Lean On Me
Humans, in our relatively modern form, have been around for hundreds of thousands of years. Though biologically similar, the lives of our ancestors were quite different from our own, especially in the case of medical care. Depictions of early hominids like Neanderthals are usually dystopian in their description, featuring rugged terrain, ferocious predators, and a fend-for-yourself attitude. Our ancestors are typically represented as being rough and uncaring, living in groups where only the absolute fittest individuals survived. The weak are left to take care of themselves, only to die in the process. The lives of early humans were certainly not as comfortable as ours today, but that does not mean they were completely bleak and devoid of compassion. Thanks to the archaeological record, we know that this hard portrayal of life is simply not accurate.

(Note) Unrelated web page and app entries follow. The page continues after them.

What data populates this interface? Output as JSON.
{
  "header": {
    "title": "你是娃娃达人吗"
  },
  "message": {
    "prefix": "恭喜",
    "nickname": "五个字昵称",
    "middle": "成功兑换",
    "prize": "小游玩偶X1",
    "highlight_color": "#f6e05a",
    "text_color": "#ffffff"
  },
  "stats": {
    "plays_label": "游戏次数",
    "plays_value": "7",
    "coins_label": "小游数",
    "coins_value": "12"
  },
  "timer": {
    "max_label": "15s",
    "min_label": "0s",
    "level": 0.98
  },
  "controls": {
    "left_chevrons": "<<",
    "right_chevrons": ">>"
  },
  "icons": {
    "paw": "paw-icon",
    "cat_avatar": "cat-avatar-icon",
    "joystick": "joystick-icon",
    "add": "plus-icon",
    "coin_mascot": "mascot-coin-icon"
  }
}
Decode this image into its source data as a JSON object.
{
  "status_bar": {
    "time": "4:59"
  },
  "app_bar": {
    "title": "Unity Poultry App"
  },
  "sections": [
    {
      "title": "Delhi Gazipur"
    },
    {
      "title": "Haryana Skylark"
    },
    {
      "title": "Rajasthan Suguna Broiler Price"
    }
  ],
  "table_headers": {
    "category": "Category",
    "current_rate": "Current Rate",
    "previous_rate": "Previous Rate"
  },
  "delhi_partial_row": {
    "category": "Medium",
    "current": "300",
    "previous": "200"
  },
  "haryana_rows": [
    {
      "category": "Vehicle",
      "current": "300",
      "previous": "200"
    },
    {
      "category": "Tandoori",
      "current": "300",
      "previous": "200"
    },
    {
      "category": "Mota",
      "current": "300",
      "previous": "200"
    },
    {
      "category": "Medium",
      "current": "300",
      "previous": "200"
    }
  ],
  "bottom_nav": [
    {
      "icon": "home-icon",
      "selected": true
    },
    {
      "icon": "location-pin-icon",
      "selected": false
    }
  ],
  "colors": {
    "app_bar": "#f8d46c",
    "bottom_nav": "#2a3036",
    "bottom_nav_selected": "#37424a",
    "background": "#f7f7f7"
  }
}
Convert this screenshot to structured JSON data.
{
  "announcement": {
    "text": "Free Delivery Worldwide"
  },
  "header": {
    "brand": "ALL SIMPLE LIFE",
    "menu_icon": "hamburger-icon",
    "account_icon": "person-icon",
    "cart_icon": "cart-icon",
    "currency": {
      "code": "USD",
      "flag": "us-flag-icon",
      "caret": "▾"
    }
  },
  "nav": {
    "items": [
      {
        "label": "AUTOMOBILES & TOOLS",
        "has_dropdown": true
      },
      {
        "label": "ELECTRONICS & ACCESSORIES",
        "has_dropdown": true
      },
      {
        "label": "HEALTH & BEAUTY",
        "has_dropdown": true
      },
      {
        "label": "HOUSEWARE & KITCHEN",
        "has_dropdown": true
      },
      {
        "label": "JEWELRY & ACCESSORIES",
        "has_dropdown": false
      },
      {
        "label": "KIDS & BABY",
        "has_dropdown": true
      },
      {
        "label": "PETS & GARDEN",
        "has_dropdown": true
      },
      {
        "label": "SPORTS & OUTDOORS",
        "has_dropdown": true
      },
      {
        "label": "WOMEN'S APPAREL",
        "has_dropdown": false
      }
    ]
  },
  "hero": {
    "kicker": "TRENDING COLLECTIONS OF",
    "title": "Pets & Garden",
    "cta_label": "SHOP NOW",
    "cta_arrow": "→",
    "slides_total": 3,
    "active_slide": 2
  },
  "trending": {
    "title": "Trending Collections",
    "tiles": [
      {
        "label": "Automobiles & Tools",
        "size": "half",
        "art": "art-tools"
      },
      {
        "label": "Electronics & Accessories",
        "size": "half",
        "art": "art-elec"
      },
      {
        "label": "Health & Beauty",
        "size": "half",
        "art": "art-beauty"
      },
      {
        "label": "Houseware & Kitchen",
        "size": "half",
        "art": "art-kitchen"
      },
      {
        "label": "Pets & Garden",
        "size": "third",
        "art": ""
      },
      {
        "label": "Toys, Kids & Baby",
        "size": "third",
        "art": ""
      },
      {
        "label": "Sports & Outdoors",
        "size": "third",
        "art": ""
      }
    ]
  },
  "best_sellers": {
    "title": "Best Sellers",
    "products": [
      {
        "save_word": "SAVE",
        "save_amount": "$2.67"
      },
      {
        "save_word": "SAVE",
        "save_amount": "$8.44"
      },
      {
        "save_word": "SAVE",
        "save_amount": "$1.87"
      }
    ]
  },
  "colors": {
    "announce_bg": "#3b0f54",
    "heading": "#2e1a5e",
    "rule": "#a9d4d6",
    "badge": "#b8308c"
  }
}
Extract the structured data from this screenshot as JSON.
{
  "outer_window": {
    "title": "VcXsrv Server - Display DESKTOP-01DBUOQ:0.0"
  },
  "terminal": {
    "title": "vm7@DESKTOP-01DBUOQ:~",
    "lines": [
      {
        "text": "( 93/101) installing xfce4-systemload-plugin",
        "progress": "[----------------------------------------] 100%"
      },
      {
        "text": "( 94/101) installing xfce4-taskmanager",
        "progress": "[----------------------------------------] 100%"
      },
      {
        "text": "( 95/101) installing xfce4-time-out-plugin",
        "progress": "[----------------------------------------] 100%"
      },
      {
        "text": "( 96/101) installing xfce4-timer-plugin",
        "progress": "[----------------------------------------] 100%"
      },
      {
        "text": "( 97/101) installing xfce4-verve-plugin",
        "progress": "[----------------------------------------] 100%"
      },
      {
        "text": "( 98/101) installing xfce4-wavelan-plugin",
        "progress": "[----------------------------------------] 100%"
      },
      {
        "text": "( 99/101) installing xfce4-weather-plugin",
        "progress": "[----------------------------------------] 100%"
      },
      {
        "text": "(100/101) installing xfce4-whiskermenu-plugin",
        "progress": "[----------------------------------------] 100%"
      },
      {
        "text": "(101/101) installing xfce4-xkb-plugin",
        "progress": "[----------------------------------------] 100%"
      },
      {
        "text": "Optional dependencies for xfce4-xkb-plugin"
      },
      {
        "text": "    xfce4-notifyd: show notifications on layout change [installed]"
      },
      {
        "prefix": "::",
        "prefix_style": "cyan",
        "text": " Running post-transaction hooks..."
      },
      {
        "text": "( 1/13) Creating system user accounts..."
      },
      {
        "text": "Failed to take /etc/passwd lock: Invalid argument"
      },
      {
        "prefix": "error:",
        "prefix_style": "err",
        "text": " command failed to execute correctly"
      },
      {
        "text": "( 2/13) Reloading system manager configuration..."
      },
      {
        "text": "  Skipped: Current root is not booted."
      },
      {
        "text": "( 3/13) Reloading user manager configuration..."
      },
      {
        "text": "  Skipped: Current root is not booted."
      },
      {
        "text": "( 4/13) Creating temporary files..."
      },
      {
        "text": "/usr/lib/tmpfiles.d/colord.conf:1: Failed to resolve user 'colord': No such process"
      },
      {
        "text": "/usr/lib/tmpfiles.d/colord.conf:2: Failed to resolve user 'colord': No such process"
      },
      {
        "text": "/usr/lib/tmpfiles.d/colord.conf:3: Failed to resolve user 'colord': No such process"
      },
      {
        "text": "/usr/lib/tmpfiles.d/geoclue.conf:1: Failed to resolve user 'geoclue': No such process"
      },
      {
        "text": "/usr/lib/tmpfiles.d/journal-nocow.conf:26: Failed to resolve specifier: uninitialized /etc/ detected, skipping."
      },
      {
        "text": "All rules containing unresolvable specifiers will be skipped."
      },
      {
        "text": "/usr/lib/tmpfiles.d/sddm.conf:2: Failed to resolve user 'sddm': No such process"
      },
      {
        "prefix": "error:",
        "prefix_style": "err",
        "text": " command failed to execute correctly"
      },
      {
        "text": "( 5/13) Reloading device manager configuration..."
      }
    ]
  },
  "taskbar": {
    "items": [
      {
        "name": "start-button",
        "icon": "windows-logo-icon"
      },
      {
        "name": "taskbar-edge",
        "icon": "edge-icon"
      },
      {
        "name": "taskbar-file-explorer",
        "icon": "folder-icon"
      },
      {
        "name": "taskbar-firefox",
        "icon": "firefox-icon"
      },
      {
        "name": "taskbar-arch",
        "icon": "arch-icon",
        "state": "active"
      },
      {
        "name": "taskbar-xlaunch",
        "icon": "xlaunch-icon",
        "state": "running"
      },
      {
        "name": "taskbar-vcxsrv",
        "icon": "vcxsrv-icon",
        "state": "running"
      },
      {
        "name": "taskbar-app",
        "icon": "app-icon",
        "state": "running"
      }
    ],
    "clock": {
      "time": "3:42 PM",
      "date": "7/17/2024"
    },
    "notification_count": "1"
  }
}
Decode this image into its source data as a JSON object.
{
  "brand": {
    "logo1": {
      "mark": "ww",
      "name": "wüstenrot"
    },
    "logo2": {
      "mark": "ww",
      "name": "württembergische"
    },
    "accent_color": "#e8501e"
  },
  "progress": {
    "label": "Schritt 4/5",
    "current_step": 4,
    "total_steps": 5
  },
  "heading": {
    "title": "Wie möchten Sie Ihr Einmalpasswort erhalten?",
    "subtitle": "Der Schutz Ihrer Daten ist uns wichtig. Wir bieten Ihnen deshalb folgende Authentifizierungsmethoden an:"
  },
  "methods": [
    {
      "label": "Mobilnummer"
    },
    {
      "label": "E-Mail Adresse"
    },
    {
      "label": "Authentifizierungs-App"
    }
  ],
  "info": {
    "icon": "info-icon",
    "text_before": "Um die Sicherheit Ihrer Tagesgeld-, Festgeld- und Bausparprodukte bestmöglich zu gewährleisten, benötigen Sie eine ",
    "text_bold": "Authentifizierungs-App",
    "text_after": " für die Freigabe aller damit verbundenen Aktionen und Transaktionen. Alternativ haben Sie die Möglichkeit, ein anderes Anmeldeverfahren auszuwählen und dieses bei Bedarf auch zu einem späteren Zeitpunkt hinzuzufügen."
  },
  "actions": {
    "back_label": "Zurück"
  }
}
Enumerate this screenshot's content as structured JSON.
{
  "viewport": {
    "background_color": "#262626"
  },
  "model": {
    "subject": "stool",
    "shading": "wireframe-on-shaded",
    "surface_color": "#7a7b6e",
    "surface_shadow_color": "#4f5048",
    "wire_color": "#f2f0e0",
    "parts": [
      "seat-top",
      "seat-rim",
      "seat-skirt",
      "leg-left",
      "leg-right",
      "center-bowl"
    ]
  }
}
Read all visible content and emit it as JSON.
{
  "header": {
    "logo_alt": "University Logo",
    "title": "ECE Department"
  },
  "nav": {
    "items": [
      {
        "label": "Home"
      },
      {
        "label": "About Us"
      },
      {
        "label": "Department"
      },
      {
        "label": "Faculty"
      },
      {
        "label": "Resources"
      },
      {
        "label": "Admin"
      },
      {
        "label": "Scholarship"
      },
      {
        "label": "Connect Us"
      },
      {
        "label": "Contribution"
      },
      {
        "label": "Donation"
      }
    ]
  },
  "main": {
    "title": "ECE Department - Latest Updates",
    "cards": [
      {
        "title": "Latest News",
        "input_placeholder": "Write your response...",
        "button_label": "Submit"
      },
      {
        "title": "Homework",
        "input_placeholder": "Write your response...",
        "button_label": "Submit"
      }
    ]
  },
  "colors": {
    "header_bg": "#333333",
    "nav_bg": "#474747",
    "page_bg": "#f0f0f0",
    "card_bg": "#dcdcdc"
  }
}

We are focusing on Ancient Medicine for our new blog series. The archaeological record, especially in recent years, has yielded many discoveries from innovative medical tools to helpful plants to evidence that people not only cared for the sick and elderly but used medicine to cure them too. We plan on covering topics such as trepanation, braces, skin and haircare, plant-based remedies, and ancient medical tools.
Scientists have observed certain animals, like chimpanzees, acting in selfless ways towards others. These actions are rare and are usually restricted to individuals within a family group when there is a reward for that action. Humans, however, engage in truly selfless acts. Archaeologists have found evidence of this character trait, extending all the way to the Neanderthals who lived from 400,000 to 40,000 years ago.
One of the oldest finds that provides evidence for medical care is a 500,000 year old skull. The skull belongs to a young child, estimated to have died between the ages of five and eight. The child’s bones have an abnormality that would have required dedicated care and devotion to ensure survival. Because this child lived through infancy, it means that someone helped care for the child for years. This level of care and dedication shows that rather than early hominids being cutthroat and brutal, they were helpful and loving—capable of putting another’s needs above the allocation of resources, time, or energy. This one child is not the only example we have of such behavior; many other human remains show signs of people enduring and surviving through sickness or trauma. Some of the most commonly seen types of accidents are healed bone fractures or breaks, tooth decay and loss, osteoarthritis, and other various infections, cuts, and bruises.
Though we can easily find examples of injured individuals that survived, finding the actual medicine is far more difficult since plants decompose quickly. The oldest evidence archaeologists have found of plants being used as medicine is in the remains of four plant types: rosemary, birch, yarrow, and marrow. These are thought to have been used as various medications for illnesses as far back as 60,000 years ago. These plants could have been ingested or applied to dress wounds.
There is also a more obvious sign of successful medicinal practices: assisted childbirth. Neanderthals and humans both share the great difficulty of successfully giving birth to a child due to the small hip size to baby ratio. This mathematical inconvenience requires assisted delivery and medical knowledge to ensure its success. Through the presence of a sustainable population of Neanderthals and humans, we can infer even without physical evidence that there was some kind of effective medicine surrounding assisted childbirth.
Medical care is a product of our human social skills. The ability to have empathy and forge relationships is what fuels the motivations to split another’s bone, help make medicine to cool down a fever, or pull a tooth. This compassion to help others is perhaps one of the reasons humans evolved, survived, and thrived. The ability to band together to solve problems, share meals, and defend each other not only defines humanity but allowed us to reach where we are today.
Check out our next blog on trepanation for next Friday!